Step 1: Group finding process

  • What is your common vision? This is about working out a group identity. What are your goals? Where do your personal goals differ? Which goals must be achieved so that the project does not fail and which goals are more likely to be long-term goals or ideals?
  • How do you want to make decisions together? How do you want to implement them?
  • Who should be responsible for which tasks and areas?
  • Which resources (time, money, knowledge) are you able and willing to provide for the project? Which ones don’t you or where is your personal limit? What do you need from the group to be able to contribute in the best possible way?

Step 2: Business plan, financial plan

  • What do you want to produce/offer? Who cares about your product? Have you ever asked people if they really need your offer (the Design Thinking method might be helpful here)?
  • What investments are required for this? Where do you get the money from (shares, crowdfunding, loans)? What income and costs do you expect?
  • The „Business Model Canvas“ can help with the business plan. On the left half of the sheet you enter your strengths, resources and skills.
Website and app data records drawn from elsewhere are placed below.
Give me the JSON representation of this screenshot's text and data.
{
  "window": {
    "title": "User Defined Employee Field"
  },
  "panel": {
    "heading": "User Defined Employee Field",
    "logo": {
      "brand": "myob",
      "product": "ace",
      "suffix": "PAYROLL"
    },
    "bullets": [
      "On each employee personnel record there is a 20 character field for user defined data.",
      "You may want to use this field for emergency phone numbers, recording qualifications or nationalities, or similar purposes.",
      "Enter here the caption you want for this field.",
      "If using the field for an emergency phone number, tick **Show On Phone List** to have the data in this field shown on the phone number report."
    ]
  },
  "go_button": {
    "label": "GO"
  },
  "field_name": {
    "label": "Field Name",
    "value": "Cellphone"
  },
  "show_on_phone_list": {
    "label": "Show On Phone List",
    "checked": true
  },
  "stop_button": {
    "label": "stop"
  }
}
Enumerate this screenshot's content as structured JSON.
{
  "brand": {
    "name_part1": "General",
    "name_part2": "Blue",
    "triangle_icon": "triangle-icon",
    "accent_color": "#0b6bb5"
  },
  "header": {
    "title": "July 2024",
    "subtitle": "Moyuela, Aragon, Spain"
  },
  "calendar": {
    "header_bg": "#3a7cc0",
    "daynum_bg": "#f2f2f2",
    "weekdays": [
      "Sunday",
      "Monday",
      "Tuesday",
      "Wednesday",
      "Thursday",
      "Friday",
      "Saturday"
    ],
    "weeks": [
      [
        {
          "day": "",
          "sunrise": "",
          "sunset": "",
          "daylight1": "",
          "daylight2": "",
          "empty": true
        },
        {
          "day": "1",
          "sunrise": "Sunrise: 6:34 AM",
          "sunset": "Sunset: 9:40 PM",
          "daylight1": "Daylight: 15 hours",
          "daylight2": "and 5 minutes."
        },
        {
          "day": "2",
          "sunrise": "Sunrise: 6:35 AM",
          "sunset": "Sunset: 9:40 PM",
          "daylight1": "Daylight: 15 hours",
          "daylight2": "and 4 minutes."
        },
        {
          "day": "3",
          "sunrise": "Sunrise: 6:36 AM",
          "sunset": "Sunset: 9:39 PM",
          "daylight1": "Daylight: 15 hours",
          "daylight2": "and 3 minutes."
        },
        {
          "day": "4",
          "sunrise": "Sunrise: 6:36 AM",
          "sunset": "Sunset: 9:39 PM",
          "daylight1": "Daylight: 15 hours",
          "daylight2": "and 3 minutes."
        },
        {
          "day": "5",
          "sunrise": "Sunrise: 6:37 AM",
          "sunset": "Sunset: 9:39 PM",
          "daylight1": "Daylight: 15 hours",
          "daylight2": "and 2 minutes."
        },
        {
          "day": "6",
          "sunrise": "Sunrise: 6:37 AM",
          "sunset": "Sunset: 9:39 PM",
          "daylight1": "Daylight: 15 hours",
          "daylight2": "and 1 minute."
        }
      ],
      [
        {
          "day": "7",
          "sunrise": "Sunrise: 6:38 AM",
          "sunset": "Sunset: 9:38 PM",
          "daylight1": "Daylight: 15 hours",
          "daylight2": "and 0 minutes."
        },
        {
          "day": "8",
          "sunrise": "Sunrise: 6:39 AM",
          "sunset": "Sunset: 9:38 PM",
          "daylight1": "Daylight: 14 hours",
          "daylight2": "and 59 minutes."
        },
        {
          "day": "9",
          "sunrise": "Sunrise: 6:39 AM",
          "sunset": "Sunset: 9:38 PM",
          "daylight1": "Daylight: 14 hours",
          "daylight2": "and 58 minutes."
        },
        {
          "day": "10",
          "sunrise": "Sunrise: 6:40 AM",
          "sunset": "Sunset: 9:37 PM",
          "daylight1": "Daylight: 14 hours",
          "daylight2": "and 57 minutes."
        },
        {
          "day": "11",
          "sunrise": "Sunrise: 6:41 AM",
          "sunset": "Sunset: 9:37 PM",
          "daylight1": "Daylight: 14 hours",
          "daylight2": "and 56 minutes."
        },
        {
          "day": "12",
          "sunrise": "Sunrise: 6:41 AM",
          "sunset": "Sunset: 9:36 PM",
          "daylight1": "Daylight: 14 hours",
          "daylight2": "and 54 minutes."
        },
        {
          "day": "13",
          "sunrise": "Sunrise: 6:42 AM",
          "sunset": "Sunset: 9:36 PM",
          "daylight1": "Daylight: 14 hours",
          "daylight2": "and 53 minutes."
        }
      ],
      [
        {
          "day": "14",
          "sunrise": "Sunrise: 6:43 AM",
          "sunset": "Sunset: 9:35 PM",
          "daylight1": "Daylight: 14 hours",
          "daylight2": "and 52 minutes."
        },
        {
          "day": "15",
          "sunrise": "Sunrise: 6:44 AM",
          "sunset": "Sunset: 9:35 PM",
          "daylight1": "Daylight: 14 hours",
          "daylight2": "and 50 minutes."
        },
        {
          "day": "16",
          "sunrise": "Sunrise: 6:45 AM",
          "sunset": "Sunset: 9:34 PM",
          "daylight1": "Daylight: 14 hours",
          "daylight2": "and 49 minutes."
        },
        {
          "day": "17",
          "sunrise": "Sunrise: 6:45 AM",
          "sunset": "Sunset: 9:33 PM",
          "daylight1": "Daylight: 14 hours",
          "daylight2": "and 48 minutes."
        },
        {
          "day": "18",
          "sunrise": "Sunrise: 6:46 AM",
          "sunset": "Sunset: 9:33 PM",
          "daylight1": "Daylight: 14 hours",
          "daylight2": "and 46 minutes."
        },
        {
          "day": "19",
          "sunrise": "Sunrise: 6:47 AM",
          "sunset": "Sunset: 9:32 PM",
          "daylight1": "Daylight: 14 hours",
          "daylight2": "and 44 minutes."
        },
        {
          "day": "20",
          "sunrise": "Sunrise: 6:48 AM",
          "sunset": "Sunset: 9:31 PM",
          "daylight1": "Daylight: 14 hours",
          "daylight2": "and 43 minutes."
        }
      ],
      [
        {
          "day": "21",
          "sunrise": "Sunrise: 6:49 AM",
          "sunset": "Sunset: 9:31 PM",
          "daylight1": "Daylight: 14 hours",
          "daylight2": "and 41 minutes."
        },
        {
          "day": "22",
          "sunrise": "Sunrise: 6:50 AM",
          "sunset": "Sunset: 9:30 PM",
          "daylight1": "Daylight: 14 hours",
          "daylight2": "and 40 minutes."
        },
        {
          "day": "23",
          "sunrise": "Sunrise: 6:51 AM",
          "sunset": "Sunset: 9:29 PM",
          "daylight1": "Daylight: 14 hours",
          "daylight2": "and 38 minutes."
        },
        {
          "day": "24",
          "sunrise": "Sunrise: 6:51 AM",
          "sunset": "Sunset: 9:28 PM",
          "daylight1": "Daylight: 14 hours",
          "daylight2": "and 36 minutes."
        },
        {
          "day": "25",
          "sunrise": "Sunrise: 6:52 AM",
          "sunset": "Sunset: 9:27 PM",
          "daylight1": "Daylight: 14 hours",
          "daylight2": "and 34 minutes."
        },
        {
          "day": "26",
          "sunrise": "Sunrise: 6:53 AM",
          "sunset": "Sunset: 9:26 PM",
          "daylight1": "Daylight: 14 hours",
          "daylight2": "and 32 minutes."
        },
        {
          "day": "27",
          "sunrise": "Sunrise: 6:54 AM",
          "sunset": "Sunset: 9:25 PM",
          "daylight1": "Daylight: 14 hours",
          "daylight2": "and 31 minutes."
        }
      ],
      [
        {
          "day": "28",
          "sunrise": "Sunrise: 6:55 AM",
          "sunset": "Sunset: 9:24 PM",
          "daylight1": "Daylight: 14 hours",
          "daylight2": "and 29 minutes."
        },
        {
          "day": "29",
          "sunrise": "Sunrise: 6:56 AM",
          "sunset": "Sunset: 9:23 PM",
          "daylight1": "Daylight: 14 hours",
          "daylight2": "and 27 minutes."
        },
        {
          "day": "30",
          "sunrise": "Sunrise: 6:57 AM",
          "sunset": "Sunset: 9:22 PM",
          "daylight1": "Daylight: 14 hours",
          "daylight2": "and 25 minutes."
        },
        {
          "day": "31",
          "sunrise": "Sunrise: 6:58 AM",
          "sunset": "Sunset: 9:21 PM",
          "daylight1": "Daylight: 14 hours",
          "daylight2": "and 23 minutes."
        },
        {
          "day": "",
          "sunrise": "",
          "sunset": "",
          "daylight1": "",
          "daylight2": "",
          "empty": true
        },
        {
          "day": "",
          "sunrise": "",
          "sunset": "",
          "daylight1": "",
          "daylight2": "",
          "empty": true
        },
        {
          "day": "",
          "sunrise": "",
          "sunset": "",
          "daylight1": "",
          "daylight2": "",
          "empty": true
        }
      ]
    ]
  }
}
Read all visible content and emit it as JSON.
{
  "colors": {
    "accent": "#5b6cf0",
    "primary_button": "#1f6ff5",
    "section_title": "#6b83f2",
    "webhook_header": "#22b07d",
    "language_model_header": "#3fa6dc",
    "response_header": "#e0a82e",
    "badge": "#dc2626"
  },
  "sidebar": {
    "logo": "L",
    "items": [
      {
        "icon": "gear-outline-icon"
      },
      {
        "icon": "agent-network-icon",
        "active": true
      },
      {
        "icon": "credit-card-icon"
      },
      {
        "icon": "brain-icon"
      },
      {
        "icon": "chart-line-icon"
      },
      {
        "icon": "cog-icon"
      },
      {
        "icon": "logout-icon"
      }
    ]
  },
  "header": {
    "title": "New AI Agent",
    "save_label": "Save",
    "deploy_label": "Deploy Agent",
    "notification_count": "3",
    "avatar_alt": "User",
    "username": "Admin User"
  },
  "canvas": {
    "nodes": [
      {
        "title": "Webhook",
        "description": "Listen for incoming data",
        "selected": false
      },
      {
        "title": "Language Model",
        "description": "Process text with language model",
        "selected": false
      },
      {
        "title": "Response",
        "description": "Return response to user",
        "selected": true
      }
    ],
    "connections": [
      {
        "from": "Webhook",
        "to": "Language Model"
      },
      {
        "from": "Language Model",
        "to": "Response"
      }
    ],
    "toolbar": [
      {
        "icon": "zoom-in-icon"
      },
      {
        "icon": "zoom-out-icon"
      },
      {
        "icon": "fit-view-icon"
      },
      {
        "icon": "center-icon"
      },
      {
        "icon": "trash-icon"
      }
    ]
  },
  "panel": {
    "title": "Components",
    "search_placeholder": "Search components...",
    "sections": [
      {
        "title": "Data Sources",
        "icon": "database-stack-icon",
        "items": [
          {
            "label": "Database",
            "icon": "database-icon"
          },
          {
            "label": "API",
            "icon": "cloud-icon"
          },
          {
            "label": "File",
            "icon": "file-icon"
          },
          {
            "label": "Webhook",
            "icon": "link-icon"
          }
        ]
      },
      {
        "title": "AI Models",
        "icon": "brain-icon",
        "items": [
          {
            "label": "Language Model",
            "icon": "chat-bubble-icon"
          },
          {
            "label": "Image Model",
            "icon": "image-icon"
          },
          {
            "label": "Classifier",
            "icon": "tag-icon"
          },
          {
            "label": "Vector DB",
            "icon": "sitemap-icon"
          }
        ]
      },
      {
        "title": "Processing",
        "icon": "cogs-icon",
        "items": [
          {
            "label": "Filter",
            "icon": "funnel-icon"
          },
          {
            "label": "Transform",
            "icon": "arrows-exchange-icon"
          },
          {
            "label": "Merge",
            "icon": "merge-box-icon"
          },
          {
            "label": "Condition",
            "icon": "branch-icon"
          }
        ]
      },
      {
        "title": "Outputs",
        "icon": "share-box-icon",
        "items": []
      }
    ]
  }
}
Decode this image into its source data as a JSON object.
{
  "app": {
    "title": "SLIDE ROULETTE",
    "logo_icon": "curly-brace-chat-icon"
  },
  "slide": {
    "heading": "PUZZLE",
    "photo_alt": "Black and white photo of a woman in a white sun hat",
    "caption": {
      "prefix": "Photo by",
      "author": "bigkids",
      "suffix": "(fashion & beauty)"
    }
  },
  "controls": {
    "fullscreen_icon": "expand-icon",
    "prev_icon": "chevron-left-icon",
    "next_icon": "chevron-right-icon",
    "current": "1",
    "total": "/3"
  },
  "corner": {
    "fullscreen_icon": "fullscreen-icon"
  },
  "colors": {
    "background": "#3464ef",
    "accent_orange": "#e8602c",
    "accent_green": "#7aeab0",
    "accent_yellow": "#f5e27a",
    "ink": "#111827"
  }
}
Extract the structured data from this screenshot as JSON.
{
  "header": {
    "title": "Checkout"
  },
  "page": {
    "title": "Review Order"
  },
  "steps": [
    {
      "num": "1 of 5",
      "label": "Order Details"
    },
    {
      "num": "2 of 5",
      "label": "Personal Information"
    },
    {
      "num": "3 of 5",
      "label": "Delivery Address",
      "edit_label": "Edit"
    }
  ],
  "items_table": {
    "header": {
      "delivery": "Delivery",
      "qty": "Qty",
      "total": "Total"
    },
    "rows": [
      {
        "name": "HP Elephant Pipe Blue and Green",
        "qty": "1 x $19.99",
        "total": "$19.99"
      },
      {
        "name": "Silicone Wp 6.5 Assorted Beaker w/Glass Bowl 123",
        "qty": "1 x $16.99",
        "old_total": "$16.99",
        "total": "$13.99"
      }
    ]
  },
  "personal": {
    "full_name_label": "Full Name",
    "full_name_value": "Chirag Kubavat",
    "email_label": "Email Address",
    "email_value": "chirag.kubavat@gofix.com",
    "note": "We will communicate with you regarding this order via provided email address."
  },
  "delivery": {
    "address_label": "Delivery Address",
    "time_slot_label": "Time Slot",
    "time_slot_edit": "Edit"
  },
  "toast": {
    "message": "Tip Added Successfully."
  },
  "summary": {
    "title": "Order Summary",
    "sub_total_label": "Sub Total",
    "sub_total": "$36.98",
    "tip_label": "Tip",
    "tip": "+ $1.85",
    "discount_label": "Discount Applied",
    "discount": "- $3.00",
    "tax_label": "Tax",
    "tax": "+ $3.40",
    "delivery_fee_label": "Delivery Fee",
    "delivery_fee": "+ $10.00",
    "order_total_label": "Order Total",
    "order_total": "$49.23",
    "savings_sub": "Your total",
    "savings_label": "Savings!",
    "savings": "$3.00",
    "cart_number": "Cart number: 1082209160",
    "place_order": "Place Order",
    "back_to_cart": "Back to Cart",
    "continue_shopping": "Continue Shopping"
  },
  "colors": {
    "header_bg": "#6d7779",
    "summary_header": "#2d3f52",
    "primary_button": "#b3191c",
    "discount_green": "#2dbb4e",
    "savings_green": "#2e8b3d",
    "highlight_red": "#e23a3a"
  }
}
On the right hand side of the sheet you enter who your target group is, which of their needs are not fulfilled by the market yet (market analysis) and on which communication channels you reach this target group (marketing). At the bottom of the page, your expected costs are shown on the left and your expected benefit on the right, similar to a balance sheet. Costs and benefits do not necessarily have to be financial: the costs can also be 50 hours of voluntary work with the expected benefits of a happy target group or political change. Nevertheless, the financial aspects should also be calculated with some pessimism (worst-case).

Step 3: Start working

Once you know what your goals as a group are and what „product“ you want to offer to which target group, think about how you are going to achieve these goals most effectively.

  • What tools (e.g. hardware, software, online tools) can you use?
  • Which processes could be useful and resource-saving?
  • This is no longer about abstract goals, but about trying things out:
    • Start working! Find your first users! Offer them a test version!
  • Agile methods can also be helpful, e.g. Scrum, Kanban, Sociocracy, Liberating Structures. These can be an alternative to plenary meetings. They can help to clarify tasks and group roles and avoid unclear informal hierarchies. Plenary discussions as the only place for collective decision-making are a breeding ground for informal hierarchies, which can reinforce patterns of discrimination according to gender or social background.
  • At this point you can already take care of a tax number and possibly business registrations, as well as a good website, for example.

Step 4: Legal form, taxes, accounting

If you know exactly who you are, what you want, how you want to develop over the next two years, what your product is and how you want to work, THEN it makes sense to look for a suitable legal form.

  • There is neither a „right“ nor a „perfect“ legal form, but many possibilities, all of which have different advantages and disadvantages. The crucial thing is what is important to you and fits you best without disturbing your everyday business. In German law, this might be a cooperative (eG) as well as a Limited Liability Company (Gmbh), a GbR or maybe even an association (e.V.).
  • Take care of good bookkeeping.
  • For these purposes, there are courses, workshops and consultations available.
  • Now at the latest, you should also take care of the formalities (business registration, tax office) and perhaps discuss your project with a tax consultant.